Oregon Bach Festival celebrates voice in its 2022 season

After a two-year hiatus from live performance, the Oregon Bach Festival returns to Eugene stages this summer under the theme “A Celebration of Voice.”

The upcoming season, which runs June 17 through July 5, continues the longstanding tradition of presenting choral-orchestral works, new music, lectures and community events. The festival will be held in Eugene, with events at the Hult Center for the Performing Arts, historic Beall Concert Hall on the University of Oregon campus, and local churches.

The season, built around ambitious performances and milestone events, honors the festival’s award-winning choruses and its tradition of presenting high-quality vocal performances.

At the center of this year’s celebration is the final phase of the festival’s search for its next artistic director. The three finalists for the position — Julian Wachner, Eric Jacobsen and Miguel Harth-Bedoya —each will conduct a major Bach work and an intimate chamber concert.

Three candidates for OBF artistic director Wachner will helm the Mass in B Minor on June 21, with Jacobsen leading the “St. John Passion” on June 28, and Harth-Bedoya closing the season on July 5 with the “St. Matthew Passion.” It will be the first time in more than 35 years that all three works are performed in their entirety during a single Bach festival season.

In addition to the major Bach works, the Festival Chorus will honor the past, present and future of its vocal legacy in a choral event June 25. The program highlights the voices of the Grammy-winning Oregon Bach Festival chorus, the University of Oregon Chamber Choir, and some of the best high school choral singers in the nation, participants in the festival’s Stangeland Family Youth Choral Academy.

Audience members can expect brief residencies from three industry-leading musicians during the 2022 festival.

Simone Dinnerstein returns June 19 with her Grammy-nominated performance of “An American Mosaic.” The piece from Richard Danielpour, commissioned by the festival in 2020, commemorates segments of the American population that have been affected by the COVID-19 pandemic, including those who have lost their lives to the virus.

Dinnerstein will join forces with pianist-activist Lara Downes for a celebration of trailblazing American artists called “Variations on a Dream,” performed June 22. The concert includes the world premiere of the Oregon Bach Festival commission, “Let Me See the Sun,” from Paola Prestini.

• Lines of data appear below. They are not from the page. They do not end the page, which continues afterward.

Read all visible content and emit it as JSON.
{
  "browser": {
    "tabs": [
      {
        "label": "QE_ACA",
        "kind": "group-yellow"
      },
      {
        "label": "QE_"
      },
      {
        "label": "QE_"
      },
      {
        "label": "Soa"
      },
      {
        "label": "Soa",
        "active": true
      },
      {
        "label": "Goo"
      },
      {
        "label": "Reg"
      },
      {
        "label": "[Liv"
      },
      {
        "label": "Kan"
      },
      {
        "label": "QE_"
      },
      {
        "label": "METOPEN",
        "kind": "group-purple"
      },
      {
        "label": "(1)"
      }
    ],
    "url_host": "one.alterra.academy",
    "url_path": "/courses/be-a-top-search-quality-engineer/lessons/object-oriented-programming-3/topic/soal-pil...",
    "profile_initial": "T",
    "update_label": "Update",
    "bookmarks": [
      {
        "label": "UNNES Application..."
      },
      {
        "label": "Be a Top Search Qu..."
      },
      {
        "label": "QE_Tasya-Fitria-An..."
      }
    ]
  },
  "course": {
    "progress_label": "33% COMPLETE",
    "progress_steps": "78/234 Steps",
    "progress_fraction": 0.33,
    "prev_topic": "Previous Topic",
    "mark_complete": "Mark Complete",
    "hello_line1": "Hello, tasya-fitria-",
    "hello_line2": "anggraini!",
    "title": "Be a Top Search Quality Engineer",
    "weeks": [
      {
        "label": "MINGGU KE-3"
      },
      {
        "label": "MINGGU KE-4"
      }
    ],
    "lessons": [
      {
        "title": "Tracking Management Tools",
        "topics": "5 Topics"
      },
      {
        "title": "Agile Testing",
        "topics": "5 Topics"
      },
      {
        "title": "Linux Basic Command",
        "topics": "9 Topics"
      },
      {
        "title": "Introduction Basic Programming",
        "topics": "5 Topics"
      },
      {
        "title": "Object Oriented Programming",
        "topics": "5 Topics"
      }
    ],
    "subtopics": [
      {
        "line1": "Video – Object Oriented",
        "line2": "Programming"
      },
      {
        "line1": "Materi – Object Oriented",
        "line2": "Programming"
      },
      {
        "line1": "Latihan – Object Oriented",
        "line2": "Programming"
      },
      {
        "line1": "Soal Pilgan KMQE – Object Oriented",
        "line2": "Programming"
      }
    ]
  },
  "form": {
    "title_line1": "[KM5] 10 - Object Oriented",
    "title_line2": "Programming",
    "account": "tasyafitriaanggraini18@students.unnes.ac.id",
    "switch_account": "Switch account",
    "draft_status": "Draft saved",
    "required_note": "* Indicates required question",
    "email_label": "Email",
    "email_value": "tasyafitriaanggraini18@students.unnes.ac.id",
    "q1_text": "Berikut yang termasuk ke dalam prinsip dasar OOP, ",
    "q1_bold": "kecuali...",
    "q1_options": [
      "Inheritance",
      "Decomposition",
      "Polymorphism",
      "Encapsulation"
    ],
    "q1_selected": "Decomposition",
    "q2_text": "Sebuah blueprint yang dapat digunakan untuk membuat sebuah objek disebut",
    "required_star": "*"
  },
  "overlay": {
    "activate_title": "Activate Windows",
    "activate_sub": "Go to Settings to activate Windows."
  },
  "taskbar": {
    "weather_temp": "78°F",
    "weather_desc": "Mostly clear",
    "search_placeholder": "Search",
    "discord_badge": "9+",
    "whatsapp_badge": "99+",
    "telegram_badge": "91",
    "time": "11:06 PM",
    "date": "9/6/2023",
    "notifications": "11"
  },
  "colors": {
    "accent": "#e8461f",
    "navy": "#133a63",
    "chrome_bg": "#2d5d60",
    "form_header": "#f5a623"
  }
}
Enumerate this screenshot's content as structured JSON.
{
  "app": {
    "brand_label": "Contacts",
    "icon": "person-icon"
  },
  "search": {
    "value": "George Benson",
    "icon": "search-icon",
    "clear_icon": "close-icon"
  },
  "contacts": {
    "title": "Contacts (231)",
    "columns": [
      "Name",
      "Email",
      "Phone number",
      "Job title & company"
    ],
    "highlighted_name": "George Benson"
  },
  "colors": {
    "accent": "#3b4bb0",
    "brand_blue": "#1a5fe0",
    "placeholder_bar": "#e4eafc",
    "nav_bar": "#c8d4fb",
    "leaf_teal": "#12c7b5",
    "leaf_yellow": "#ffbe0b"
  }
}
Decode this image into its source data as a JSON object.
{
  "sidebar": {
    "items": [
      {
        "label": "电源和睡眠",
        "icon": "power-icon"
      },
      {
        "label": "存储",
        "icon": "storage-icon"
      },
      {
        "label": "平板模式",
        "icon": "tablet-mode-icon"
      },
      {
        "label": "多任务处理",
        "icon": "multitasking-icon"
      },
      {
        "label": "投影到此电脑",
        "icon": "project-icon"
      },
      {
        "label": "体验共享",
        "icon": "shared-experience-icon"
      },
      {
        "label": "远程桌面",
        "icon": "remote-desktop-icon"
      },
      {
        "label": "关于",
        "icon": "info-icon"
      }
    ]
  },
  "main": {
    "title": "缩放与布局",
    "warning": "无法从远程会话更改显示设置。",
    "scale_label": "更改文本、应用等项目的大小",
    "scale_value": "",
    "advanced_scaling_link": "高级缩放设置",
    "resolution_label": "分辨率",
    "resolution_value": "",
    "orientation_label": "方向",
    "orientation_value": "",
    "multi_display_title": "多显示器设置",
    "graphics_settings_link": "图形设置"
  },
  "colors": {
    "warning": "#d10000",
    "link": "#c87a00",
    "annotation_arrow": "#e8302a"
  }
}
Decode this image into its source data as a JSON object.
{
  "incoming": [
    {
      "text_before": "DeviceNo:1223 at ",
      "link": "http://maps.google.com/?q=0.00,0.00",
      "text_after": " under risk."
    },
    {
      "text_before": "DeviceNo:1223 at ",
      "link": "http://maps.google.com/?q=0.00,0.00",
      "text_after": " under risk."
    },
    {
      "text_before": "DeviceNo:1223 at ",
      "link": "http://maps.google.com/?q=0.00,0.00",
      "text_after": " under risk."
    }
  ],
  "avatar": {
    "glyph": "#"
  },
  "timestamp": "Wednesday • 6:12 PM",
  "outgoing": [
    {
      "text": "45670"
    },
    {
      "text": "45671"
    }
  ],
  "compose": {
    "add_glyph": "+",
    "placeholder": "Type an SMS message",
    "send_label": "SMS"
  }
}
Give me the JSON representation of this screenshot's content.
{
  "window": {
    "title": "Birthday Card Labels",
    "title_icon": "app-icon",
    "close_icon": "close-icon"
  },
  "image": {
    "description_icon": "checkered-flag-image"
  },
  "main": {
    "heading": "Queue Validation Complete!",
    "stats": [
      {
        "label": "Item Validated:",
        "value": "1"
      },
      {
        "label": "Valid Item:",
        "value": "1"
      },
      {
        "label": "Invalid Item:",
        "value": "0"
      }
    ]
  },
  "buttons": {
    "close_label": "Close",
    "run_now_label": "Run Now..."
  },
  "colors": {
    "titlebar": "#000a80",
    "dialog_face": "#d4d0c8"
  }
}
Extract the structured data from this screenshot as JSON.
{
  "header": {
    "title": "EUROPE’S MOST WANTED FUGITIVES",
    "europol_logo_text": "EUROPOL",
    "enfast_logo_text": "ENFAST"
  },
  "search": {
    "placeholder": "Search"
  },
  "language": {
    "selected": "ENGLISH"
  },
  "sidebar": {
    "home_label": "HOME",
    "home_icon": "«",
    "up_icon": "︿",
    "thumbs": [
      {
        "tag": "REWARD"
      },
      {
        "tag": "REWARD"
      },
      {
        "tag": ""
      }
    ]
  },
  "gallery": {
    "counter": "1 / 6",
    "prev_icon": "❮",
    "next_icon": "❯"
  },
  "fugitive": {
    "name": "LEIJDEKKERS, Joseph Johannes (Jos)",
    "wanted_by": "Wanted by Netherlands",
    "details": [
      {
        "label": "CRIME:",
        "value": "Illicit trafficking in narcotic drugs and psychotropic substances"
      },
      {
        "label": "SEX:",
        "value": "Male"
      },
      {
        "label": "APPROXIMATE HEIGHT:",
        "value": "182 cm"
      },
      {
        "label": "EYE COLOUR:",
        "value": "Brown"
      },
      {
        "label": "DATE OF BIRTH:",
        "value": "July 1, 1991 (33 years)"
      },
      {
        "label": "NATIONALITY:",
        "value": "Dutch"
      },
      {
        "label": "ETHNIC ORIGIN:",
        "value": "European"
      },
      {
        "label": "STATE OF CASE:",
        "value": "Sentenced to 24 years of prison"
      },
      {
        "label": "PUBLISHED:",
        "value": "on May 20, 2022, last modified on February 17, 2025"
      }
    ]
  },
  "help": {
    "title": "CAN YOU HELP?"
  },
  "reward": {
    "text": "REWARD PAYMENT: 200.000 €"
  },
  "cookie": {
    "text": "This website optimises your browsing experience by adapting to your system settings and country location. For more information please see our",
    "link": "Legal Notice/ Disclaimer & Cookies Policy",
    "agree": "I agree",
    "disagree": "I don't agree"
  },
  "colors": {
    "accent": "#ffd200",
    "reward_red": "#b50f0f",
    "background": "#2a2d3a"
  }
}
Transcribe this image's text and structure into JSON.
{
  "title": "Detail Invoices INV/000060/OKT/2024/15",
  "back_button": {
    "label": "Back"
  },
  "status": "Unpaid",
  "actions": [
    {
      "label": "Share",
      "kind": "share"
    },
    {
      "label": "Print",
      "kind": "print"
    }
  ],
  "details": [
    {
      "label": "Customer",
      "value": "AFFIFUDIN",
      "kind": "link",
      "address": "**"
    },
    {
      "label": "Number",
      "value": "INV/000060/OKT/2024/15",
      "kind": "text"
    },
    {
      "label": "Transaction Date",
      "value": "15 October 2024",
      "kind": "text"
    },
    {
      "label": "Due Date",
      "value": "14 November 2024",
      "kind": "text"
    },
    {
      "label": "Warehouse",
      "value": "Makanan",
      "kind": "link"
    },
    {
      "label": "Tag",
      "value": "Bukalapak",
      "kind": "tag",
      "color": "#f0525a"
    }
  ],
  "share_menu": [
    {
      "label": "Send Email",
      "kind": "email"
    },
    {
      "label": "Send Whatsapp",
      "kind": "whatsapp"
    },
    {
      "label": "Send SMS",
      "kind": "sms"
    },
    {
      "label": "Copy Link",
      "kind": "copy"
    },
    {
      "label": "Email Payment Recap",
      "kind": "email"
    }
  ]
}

Dinnerstein goes on to collaborate on a Bach, Beethoven and Glass concert with cellist Matt Haimovitz on June 23. Haimovitz also is featured during the second week of the festival in an event designed to reframe Messiaen’s “Quartet for the End of Time.”

Three festival favorites also are returning. Grammy-winning organist Paul Jacobs offers audiences a recital of Handel oratorios, violinist Monica Huggett leads Bach’s “Musical Offering,” and baritone Tyler Duncan performs Schubert’s “Winterreise.”

Finally, the festival welcomes the Viano String Quartet. Praised for its “huge range of dynamics, massive sound and spontaneity,” Viano is the first-prize winner of the 2019 Banff International String Quartet Competition and the current Nina von Maltzahn String Quartet-in-Residence at the Curtis Institute of Music. The quartet will be joined by clarinetist David Shifrin.

The festival schedule rounds out with performances from the elite Berwick Academy for Historically Informed Performance, the Organ Institute, and the Stangeland Family Youth Choral Academy.

Additional artists and events will be announced in the coming weeks. Exclusive presale tickets are available beginning Feb. 23, and tickets go on sale to the general public in early May. More information can be found at the Oregon Bach Festival website.